## [ACTIVITY]
The listing below should be written out exactly; please include all of it.

*** Begin section ***

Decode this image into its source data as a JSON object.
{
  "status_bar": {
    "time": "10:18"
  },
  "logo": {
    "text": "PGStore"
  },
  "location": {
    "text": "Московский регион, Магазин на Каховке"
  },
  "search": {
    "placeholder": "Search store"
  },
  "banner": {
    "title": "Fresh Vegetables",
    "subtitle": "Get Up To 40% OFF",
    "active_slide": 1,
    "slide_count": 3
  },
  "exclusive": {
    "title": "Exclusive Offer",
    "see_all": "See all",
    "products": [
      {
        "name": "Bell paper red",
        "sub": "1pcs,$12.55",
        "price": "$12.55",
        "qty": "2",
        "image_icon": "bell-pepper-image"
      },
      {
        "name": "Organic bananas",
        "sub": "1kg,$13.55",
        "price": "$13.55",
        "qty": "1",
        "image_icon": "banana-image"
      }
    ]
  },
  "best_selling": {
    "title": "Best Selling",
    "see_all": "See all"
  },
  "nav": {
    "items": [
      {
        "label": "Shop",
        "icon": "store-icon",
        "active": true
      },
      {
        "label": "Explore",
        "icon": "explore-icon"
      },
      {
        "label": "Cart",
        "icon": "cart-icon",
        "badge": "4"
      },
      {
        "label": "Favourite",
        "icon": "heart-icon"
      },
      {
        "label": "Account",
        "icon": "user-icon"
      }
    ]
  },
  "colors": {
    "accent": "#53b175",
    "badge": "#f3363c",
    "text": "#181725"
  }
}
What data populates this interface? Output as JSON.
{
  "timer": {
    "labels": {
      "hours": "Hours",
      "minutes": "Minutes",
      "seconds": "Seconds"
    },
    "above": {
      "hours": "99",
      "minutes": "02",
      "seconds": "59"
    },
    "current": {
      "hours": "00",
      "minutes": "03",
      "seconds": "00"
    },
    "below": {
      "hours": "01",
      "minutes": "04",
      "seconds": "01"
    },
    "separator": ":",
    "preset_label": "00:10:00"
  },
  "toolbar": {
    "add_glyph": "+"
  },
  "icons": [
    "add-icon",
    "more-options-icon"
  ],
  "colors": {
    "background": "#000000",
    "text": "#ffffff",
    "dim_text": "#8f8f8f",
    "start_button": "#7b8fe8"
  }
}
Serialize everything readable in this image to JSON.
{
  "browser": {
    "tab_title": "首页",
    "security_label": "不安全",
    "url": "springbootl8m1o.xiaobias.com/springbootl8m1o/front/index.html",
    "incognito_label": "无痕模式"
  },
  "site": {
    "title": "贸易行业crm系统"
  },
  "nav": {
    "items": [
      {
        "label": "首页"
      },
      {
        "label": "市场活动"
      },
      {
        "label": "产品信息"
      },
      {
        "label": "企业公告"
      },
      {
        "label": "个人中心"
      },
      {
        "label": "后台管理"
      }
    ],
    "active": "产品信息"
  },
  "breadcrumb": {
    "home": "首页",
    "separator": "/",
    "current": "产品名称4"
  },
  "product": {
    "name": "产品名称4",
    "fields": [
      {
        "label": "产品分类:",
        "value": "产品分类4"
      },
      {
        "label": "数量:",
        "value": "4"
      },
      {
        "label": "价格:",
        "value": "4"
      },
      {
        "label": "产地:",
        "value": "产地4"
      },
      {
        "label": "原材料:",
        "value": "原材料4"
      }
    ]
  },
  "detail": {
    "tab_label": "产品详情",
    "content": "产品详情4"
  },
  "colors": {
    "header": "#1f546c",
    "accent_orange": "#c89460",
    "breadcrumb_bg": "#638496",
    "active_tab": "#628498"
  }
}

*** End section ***

## [RESPONSE AREA]
Decode this image into its source data as a JSON object.
{
  "status_bar": {
    "time": "10:18"
  },
  "logo": {
    "text": "PGStore"
  },
  "location": {
    "text": "Московский регион, Магазин на Каховке"
  },
  "search": {
    "placeholder": "Search store"
  },
  "banner": {
    "title": "Fresh Vegetables",
    "subtitle": "Get Up To 40% OFF",
    "active_slide": 1,
    "slide_count": 3
  },
  "exclusive": {
    "title": "Exclusive Offer",
    "see_all": "See all",
    "products": [
      {
        "name": "Bell paper red",
        "sub": "1pcs,$12.55",
        "price": "$12.55",
        "qty": "2",
        "image_icon": "bell-pepper-image"
      },
      {
        "name": "Organic bananas",
        "sub": "1kg,$13.55",
        "price": "$13.55",
        "qty": "1",
        "image_icon": "banana-image"
      }
    ]
  },
  "best_selling": {
    "title": "Best Selling",
    "see_all": "See all"
  },
  "nav": {
    "items": [
      {
        "label": "Shop",
        "icon": "store-icon",
        "active": true
      },
      {
        "label": "Explore",
        "icon": "explore-icon"
      },
      {
        "label": "Cart",
        "icon": "cart-icon",
        "badge": "4"
      },
      {
        "label": "Favourite",
        "icon": "heart-icon"
      },
      {
        "label": "Account",
        "icon": "user-icon"
      }
    ]
  },
  "colors": {
    "accent": "#53b175",
    "badge": "#f3363c",
    "text": "#181725"
  }
}
What data populates this interface? Output as JSON.
{
  "timer": {
    "labels": {
      "hours": "Hours",
      "minutes": "Minutes",
      "seconds": "Seconds"
    },
    "above": {
      "hours": "99",
      "minutes": "02",
      "seconds": "59"
    },
    "current": {
      "hours": "00",
      "minutes": "03",
      "seconds": "00"
    },
    "below": {
      "hours": "01",
      "minutes": "04",
      "seconds": "01"
    },
    "separator": ":",
    "preset_label": "00:10:00"
  },
  "toolbar": {
    "add_glyph": "+"
  },
  "icons": [
    "add-icon",
    "more-options-icon"
  ],
  "colors": {
    "background": "#000000",
    "text": "#ffffff",
    "dim_text": "#8f8f8f",
    "start_button": "#7b8fe8"
  }
}
Serialize everything readable in this image to JSON.
{
  "browser": {
    "tab_title": "首页",
    "security_label": "不安全",
    "url": "springbootl8m1o.xiaobias.com/springbootl8m1o/front/index.html",
    "incognito_label": "无痕模式"
  },
  "site": {
    "title": "贸易行业crm系统"
  },
  "nav": {
    "items": [
      {
        "label": "首页"
      },
      {
        "label": "市场活动"
      },
      {
        "label": "产品信息"
      },
      {
        "label": "企业公告"
      },
      {
        "label": "个人中心"
      },
      {
        "label": "后台管理"
      }
    ],
    "active": "产品信息"
  },
  "breadcrumb": {
    "home": "首页",
    "separator": "/",
    "current": "产品名称4"
  },
  "product": {
    "name": "产品名称4",
    "fields": [
      {
        "label": "产品分类:",
        "value": "产品分类4"
      },
      {
        "label": "数量:",
        "value": "4"
      },
      {
        "label": "价格:",
        "value": "4"
      },
      {
        "label": "产地:",
        "value": "产地4"
      },
      {
        "label": "原材料:",
        "value": "原材料4"
      }
    ]
  },
  "detail": {
    "tab_label": "产品详情",
    "content": "产品详情4"
  },
  "colors": {
    "header": "#1f546c",
    "accent_orange": "#c89460",
    "breadcrumb_bg": "#638496",
    "active_tab": "#628498"
  }
}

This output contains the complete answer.